Quote from Burnham's Celestial Handbook:
The largest of the edgewise spiral galaxies, and undoubtedly the most famous object of its type........ NGC 4565 is an interesting object for the small telescope, and appears as a bright narrow streak in a good 6-inch telescope. With a 10-inch and dark skies it is a perfect little needle of light which can be traced out to nearly its full photographic diameter of 15 arc minutes......... The very small bright nucleus is mentioned in the NGC catalog as a "central star". Lord Rosse (1855) described the system as "a beautiful object, very well seen in the finding eyepiece; the whole nebula is much broader at nucleus than elsewhere, narrowing off suddenly, and the nucleus projects forward into the dark space".

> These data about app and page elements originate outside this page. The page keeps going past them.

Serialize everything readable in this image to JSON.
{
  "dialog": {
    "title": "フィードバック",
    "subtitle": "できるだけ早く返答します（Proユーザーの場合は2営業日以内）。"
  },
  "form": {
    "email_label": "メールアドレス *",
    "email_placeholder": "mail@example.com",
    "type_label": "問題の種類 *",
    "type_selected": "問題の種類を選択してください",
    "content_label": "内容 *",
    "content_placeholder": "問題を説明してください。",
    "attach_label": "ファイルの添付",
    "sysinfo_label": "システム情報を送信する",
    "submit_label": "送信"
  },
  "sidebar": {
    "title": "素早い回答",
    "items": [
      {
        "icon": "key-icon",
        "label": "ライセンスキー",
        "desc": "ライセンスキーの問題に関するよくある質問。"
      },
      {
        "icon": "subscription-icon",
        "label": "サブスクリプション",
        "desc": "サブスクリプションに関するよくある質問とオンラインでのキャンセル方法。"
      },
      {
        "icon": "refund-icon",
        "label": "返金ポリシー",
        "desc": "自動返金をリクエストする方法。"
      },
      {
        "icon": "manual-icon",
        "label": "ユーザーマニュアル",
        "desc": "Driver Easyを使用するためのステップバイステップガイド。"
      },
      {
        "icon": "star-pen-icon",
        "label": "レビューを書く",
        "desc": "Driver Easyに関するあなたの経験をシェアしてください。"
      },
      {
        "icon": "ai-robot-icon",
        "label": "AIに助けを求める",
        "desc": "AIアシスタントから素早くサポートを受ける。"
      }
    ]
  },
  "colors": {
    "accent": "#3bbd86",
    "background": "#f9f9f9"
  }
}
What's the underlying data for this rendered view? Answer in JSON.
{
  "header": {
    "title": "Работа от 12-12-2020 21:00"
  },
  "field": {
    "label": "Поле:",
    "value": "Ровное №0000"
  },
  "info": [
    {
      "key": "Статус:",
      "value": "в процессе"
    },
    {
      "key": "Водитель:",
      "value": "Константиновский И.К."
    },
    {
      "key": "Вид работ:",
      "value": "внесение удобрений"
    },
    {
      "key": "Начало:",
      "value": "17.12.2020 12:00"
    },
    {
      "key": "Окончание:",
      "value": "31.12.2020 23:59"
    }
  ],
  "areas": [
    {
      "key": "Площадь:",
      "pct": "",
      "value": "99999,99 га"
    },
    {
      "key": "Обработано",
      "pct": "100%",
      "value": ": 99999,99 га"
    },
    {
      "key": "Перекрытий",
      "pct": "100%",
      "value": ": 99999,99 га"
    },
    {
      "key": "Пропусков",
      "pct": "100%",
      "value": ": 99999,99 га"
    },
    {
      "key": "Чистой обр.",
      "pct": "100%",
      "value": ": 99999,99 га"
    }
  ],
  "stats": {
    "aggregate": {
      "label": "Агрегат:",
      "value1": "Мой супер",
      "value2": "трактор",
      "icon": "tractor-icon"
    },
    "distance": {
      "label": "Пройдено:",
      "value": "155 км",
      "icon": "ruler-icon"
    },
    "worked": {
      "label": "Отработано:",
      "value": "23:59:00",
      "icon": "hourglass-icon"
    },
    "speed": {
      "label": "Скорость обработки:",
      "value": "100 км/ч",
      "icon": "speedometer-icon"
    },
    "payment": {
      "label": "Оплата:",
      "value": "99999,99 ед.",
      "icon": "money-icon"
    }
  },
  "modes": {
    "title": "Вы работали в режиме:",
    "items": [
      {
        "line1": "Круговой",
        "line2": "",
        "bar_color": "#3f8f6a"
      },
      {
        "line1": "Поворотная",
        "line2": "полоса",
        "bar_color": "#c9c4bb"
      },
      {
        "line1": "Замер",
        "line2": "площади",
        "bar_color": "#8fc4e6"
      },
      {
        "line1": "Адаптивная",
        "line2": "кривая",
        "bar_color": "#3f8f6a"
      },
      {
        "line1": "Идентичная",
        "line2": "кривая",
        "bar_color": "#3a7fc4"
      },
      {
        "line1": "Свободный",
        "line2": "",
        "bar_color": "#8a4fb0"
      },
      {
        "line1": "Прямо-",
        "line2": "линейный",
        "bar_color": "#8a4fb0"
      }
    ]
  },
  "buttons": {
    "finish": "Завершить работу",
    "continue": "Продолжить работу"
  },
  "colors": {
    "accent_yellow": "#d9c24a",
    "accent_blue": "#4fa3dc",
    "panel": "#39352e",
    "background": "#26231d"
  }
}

NGC 4565, seen edge-on, has dark bands of absorbing matter that are a standard feature of spiral galaxies. A similar absorption lane in our own Galaxy is undoubtedly the cause of the "Great Rift" in the Milky Way. Some astronomers believe that the small bright star-like nucleus is a an Active Galactic Nucleus of the Seyfert type.
The galaxy on the lower right of the image above is NGC 4562, classified as an edge-on spiral galaxy. At 73 million light years it is much further away than NGC 4565.
George Normandin, KAS
June 21st, 2010